Heels click on concrete underfoot and stainless steel reflects nearby lamps in hazy halos. With its industrial design materials, muted color palate, and low lighting, Urban Coffee Lounge evokes a city at night—albeit a city populated by pastries and overcast with clouds of espresso steam. Beans from Stumptown Coffee Roasters populate espresso shots and lattes, which the café's expert baristas crown with foam swirled into popular shapes including leaves, hearts, and silhouettes of Lyndon Johnson. Pastries from more than 10 Puget Sound artisan bakeries—including Mighty-O Organic Donuts and Finales Gourmet Desserts—fill glass display cases with bagels, scones, and macaroons in flavors such as salted caramel and dark-chocolate raspberry. Urban Coffee Lounge tempers the zing of its coffee with mellow pints of La Fin Du Monde and Scuttlebutt amber ale and wines from 14 Hands Winery and Lo Tengo. Plush leather couches and complimentary WiFi invite guests to stay as they please, and a small stage hosts local bands for evening music performances.

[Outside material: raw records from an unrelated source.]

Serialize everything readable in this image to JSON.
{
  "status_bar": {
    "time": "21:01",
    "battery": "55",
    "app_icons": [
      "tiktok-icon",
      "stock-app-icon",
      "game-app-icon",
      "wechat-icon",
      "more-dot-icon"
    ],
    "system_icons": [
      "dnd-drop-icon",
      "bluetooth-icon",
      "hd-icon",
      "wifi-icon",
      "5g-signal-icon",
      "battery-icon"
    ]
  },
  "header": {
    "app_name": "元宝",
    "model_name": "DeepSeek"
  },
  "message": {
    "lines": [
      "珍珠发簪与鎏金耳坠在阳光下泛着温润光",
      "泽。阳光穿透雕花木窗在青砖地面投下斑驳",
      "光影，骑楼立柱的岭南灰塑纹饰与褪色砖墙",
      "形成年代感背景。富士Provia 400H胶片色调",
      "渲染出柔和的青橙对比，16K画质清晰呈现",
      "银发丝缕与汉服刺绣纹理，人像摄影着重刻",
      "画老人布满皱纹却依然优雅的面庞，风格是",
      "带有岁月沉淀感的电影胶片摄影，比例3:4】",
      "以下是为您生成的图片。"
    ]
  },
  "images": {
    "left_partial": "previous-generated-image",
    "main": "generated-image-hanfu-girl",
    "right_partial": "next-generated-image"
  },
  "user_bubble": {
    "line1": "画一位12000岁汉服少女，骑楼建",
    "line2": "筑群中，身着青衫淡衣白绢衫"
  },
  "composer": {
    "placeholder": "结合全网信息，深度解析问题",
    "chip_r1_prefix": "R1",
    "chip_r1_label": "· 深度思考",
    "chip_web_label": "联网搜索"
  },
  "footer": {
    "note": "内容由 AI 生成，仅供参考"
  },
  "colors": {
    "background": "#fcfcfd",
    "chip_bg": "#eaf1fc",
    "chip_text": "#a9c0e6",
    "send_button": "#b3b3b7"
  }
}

Antlers, wooden beer barrels, and exposed stone walls line The Lodge Sports Grille’s interior, where a bar crafted from rough-hewn wood shines like a showpiece. Behind it, custom wooden shelves stocked with top-shelf liquor and more than 70 beer taps drilled into stripped logs tempt thirsty patrons. The decidedly lodge-like feel of the restaurant spills over into the menu, which features hearty fare such as half-pound burgers, beer-battered halibut, and steaks aged for 28 days or placed in a time machine and sent 28 days into the future. Along its 40-foot solid maple bar top, patrons lounge sipping fresh, housemade sangria while viewing 60-inch flat-screen televisions which can be viewed from all angles of the house. Those eager to unwind in more natural surroundings may admire the roaring flames of The Lodge's double-sided stone fireplace during daily happy hour sessions and beyond.